We went home and the next morning Brittany woke up to take her insulin. Which at the time she was taking a long lasting insulin while supplementing with a short acting insulin. Well, she took the short acting insulin on accident and I woke up to find her walking through the house. Pale white, sweating profusely, and incoherent. I immediately knew her blood sugar was low. Coffee was brewing, and the sugar was sitting out with a teaspoon already in the tupperware.
So I grabbed the teaspoon and coerced Brittany into taking the spoonful of sugar. This is when her grand mal seizure began. She clenched her teeth, her eyes rolled to the back of her head, and I grabbed her as she began to collapse, screaming for my mother nearby to come help and call the police. The minutes felt like hours waiting for the EMTs to arrive on the scene.
I can only remember crying this hard as a child. “What have I done, what am I doing to this girl?” I felt like I wasn’t doing the best that I could do. I became well aware of how fragile her life is every single day. Yet, she embodies such perseverance and courage that I’ve never seen before. I began to think about diabetes constantly and how I can help Brittany live a long life.

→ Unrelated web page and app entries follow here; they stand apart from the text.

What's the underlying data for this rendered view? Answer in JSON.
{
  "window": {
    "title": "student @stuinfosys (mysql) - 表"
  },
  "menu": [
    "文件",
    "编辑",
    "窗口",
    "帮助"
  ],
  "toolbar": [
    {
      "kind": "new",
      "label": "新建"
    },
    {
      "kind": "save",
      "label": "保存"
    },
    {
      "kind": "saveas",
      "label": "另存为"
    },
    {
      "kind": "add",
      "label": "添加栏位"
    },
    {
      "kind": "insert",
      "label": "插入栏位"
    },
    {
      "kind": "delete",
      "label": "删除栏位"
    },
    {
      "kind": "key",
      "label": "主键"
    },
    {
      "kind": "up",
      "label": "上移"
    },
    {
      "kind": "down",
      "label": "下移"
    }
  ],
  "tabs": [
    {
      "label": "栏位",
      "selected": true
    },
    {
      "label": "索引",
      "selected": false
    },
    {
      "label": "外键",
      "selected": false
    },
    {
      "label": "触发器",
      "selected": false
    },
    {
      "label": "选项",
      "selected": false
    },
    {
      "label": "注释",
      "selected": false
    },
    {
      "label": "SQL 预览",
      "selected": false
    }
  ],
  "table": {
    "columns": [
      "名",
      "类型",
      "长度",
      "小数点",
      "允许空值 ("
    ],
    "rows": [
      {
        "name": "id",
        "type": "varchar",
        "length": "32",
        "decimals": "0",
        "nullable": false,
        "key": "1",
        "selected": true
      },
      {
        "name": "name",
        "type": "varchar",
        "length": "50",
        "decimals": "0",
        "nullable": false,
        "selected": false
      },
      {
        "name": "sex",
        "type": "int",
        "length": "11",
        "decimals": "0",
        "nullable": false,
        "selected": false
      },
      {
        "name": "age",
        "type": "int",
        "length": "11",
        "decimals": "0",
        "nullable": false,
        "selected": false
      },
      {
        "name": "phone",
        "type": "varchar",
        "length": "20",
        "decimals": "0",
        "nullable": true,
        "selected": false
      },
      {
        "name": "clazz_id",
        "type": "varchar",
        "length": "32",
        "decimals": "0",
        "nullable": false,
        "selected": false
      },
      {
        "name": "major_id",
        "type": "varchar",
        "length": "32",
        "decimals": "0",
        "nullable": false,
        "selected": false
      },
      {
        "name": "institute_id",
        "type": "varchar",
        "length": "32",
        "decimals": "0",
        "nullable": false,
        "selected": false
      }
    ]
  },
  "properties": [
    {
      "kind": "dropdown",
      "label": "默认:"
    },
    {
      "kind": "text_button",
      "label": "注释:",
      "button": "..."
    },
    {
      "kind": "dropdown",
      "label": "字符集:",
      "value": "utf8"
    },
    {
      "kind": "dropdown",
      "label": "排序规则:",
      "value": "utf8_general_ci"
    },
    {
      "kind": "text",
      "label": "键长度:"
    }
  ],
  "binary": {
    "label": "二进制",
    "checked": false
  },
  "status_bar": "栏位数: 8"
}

This is the person I want to spend my entire life with, and I better figure out how to keep her around. Shortly after this incident, I left for Naval boot camp, Brittany became my wife, the mother of my children and was able to get health insurance. She now has the best health care and products to assist her in managing this disease.
However, the battle may be easier, we have not won. I have been blessed with this woman. Whom I am so proud of for how far she’s come and for showing me not only her weaknesses but her inevitable strength. She has been the best thing that has ever happened to me. Thanks to her I am the man, the husband, and the father that I am. This journey has been paved with failures and victories but, it’s only the first chapter of my life with a Type 1 Diabetic.
When I vowed.. in sickness and in health, to love and to cherish, till death do us part.. I meant it.